Restate the listing exactly and in full.
##### Data to examine
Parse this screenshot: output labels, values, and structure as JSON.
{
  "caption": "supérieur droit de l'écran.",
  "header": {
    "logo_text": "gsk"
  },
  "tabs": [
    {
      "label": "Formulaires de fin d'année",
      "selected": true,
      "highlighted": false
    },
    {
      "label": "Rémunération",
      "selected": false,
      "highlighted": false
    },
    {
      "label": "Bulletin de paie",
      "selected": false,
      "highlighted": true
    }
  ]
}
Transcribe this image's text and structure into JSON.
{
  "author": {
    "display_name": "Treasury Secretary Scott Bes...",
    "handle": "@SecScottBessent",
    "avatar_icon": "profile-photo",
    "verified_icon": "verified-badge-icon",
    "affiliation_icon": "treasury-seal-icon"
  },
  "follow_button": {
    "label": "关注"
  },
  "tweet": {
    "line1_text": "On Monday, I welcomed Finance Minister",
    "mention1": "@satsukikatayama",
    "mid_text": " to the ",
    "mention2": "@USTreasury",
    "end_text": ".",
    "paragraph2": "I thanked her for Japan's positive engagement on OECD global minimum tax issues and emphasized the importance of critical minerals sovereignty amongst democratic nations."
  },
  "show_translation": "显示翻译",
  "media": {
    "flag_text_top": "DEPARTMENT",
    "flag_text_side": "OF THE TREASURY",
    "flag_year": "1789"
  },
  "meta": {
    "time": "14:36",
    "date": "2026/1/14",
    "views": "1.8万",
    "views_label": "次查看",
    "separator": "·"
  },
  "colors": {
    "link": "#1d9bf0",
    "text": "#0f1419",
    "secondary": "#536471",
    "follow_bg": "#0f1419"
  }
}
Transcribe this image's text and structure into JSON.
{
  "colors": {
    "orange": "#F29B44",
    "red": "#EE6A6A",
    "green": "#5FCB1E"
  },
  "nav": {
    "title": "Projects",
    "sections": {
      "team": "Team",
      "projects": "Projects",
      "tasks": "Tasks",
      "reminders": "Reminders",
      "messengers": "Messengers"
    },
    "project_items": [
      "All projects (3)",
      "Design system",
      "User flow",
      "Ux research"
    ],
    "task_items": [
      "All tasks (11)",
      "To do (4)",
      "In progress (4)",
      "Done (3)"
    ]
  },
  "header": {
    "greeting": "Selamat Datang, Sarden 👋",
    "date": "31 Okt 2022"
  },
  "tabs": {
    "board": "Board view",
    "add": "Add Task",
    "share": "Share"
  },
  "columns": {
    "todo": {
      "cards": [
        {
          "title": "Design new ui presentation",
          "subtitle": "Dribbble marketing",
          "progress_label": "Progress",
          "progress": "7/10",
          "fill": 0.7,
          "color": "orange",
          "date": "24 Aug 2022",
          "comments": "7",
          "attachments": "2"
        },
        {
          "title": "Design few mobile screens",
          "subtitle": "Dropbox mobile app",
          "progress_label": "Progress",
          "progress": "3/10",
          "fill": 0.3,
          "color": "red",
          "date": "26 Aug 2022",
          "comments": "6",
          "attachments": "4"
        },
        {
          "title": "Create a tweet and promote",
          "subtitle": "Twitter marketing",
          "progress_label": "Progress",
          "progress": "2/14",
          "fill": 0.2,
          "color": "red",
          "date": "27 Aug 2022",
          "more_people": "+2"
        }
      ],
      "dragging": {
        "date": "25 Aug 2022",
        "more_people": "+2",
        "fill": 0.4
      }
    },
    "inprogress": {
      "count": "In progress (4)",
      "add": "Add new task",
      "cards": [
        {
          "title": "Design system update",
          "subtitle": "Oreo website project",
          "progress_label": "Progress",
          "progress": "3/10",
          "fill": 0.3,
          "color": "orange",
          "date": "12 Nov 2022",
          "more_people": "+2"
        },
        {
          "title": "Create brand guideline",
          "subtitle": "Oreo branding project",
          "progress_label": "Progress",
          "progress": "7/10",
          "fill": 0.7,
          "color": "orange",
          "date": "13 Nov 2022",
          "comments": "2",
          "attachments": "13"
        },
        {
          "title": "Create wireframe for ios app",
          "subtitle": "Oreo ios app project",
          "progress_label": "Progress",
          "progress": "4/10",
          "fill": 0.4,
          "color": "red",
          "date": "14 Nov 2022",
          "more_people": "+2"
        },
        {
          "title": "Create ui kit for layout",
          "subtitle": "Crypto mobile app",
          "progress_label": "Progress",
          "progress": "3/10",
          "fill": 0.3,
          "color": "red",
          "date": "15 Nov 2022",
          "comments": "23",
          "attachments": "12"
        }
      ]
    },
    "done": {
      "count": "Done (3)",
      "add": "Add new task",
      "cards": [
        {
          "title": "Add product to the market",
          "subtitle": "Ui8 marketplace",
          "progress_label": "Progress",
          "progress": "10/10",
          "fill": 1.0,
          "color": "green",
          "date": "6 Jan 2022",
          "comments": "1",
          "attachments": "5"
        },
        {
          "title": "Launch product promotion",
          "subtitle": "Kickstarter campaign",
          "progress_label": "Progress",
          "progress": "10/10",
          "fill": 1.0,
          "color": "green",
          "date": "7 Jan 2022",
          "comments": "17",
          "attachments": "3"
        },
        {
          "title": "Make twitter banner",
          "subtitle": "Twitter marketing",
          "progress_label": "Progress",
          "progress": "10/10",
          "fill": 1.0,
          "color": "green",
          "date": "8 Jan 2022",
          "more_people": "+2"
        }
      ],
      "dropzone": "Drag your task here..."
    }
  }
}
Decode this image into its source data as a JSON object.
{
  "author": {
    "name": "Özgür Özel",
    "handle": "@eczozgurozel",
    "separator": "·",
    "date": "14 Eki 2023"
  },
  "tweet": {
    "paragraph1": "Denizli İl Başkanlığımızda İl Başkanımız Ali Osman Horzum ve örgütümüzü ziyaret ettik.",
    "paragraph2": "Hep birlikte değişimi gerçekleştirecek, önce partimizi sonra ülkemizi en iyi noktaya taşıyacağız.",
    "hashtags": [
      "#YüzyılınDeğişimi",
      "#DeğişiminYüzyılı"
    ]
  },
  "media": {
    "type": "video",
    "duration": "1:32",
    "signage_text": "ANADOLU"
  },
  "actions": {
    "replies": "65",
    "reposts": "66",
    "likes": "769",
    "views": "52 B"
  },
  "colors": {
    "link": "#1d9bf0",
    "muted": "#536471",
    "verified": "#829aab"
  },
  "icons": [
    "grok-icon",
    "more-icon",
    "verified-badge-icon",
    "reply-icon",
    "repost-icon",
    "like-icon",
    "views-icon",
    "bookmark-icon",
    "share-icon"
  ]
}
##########
## Exercise answer
Parse this screenshot: output labels, values, and structure as JSON.
{
  "caption": "supérieur droit de l'écran.",
  "header": {
    "logo_text": "gsk"
  },
  "tabs": [
    {
      "label": "Formulaires de fin d'année",
      "selected": true,
      "highlighted": false
    },
    {
      "label": "Rémunération",
      "selected": false,
      "highlighted": false
    },
    {
      "label": "Bulletin de paie",
      "selected": false,
      "highlighted": true
    }
  ]
}
Transcribe this image's text and structure into JSON.
{
  "author": {
    "display_name": "Treasury Secretary Scott Bes...",
    "handle": "@SecScottBessent",
    "avatar_icon": "profile-photo",
    "verified_icon": "verified-badge-icon",
    "affiliation_icon": "treasury-seal-icon"
  },
  "follow_button": {
    "label": "关注"
  },
  "tweet": {
    "line1_text": "On Monday, I welcomed Finance Minister",
    "mention1": "@satsukikatayama",
    "mid_text": " to the ",
    "mention2": "@USTreasury",
    "end_text": ".",
    "paragraph2": "I thanked her for Japan's positive engagement on OECD global minimum tax issues and emphasized the importance of critical minerals sovereignty amongst democratic nations."
  },
  "show_translation": "显示翻译",
  "media": {
    "flag_text_top": "DEPARTMENT",
    "flag_text_side": "OF THE TREASURY",
    "flag_year": "1789"
  },
  "meta": {
    "time": "14:36",
    "date": "2026/1/14",
    "views": "1.8万",
    "views_label": "次查看",
    "separator": "·"
  },
  "colors": {
    "link": "#1d9bf0",
    "text": "#0f1419",
    "secondary": "#536471",
    "follow_bg": "#0f1419"
  }
}
Transcribe this image's text and structure into JSON.
{
  "colors": {
    "orange": "#F29B44",
    "red": "#EE6A6A",
    "green": "#5FCB1E"
  },
  "nav": {
    "title": "Projects",
    "sections": {
      "team": "Team",
      "projects": "Projects",
      "tasks": "Tasks",
      "reminders": "Reminders",
      "messengers": "Messengers"
    },
    "project_items": [
      "All projects (3)",
      "Design system",
      "User flow",
      "Ux research"
    ],
    "task_items": [
      "All tasks (11)",
      "To do (4)",
      "In progress (4)",
      "Done (3)"
    ]
  },
  "header": {
    "greeting": "Selamat Datang, Sarden 👋",
    "date": "31 Okt 2022"
  },
  "tabs": {
    "board": "Board view",
    "add": "Add Task",
    "share": "Share"
  },
  "columns": {
    "todo": {
      "cards": [
        {
          "title": "Design new ui presentation",
          "subtitle": "Dribbble marketing",
          "progress_label": "Progress",
          "progress": "7/10",
          "fill": 0.7,
          "color": "orange",
          "date": "24 Aug 2022",
          "comments": "7",
          "attachments": "2"
        },
        {
          "title": "Design few mobile screens",
          "subtitle": "Dropbox mobile app",
          "progress_label": "Progress",
          "progress": "3/10",
          "fill": 0.3,
          "color": "red",
          "date": "26 Aug 2022",
          "comments": "6",
          "attachments": "4"
        },
        {
          "title": "Create a tweet and promote",
          "subtitle": "Twitter marketing",
          "progress_label": "Progress",
          "progress": "2/14",
          "fill": 0.2,
          "color": "red",
          "date": "27 Aug 2022",
          "more_people": "+2"
        }
      ],
      "dragging": {
        "date": "25 Aug 2022",
        "more_people": "+2",
        "fill": 0.4
      }
    },
    "inprogress": {
      "count": "In progress (4)",
      "add": "Add new task",
      "cards": [
        {
          "title": "Design system update",
          "subtitle": "Oreo website project",
          "progress_label": "Progress",
          "progress": "3/10",
          "fill": 0.3,
          "color": "orange",
          "date": "12 Nov 2022",
          "more_people": "+2"
        },
        {
          "title": "Create brand guideline",
          "subtitle": "Oreo branding project",
          "progress_label": "Progress",
          "progress": "7/10",
          "fill": 0.7,
          "color": "orange",
          "date": "13 Nov 2022",
          "comments": "2",
          "attachments": "13"
        },
        {
          "title": "Create wireframe for ios app",
          "subtitle": "Oreo ios app project",
          "progress_label": "Progress",
          "progress": "4/10",
          "fill": 0.4,
          "color": "red",
          "date": "14 Nov 2022",
          "more_people": "+2"
        },
        {
          "title": "Create ui kit for layout",
          "subtitle": "Crypto mobile app",
          "progress_label": "Progress",
          "progress": "3/10",
          "fill": 0.3,
          "color": "red",
          "date": "15 Nov 2022",
          "comments": "23",
          "attachments": "12"
        }
      ]
    },
    "done": {
      "count": "Done (3)",
      "add": "Add new task",
      "cards": [
        {
          "title": "Add product to the market",
          "subtitle": "Ui8 marketplace",
          "progress_label": "Progress",
          "progress": "10/10",
          "fill": 1.0,
          "color": "green",
          "date": "6 Jan 2022",
          "comments": "1",
          "attachments": "5"
        },
        {
          "title": "Launch product promotion",
          "subtitle": "Kickstarter campaign",
          "progress_label": "Progress",
          "progress": "10/10",
          "fill": 1.0,
          "color": "green",
          "date": "7 Jan 2022",
          "comments": "17",
          "attachments": "3"
        },
        {
          "title": "Make twitter banner",
          "subtitle": "Twitter marketing",
          "progress_label": "Progress",
          "progress": "10/10",
          "fill": 1.0,
          "color": "green",
          "date": "8 Jan 2022",
          "more_people": "+2"
        }
      ],
      "dropzone": "Drag your task here..."
    }
  }
}
Decode this image into its source data as a JSON object.
{
  "author": {
    "name": "Özgür Özel",
    "handle": "@eczozgurozel",
    "separator": "·",
    "date": "14 Eki 2023"
  },
  "tweet": {
    "paragraph1": "Denizli İl Başkanlığımızda İl Başkanımız Ali Osman Horzum ve örgütümüzü ziyaret ettik.",
    "paragraph2": "Hep birlikte değişimi gerçekleştirecek, önce partimizi sonra ülkemizi en iyi noktaya taşıyacağız.",
    "hashtags": [
      "#YüzyılınDeğişimi",
      "#DeğişiminYüzyılı"
    ]
  },
  "media": {
    "type": "video",
    "duration": "1:32",
    "signage_text": "ANADOLU"
  },
  "actions": {
    "replies": "65",
    "reposts": "66",
    "likes": "769",
    "views": "52 B"
  },
  "colors": {
    "link": "#1d9bf0",
    "muted": "#536471",
    "verified": "#829aab"
  },
  "icons": [
    "grok-icon",
    "more-icon",
    "verified-badge-icon",
    "reply-icon",
    "repost-icon",
    "like-icon",
    "views-icon",
    "bookmark-icon",
    "share-icon"
  ]
}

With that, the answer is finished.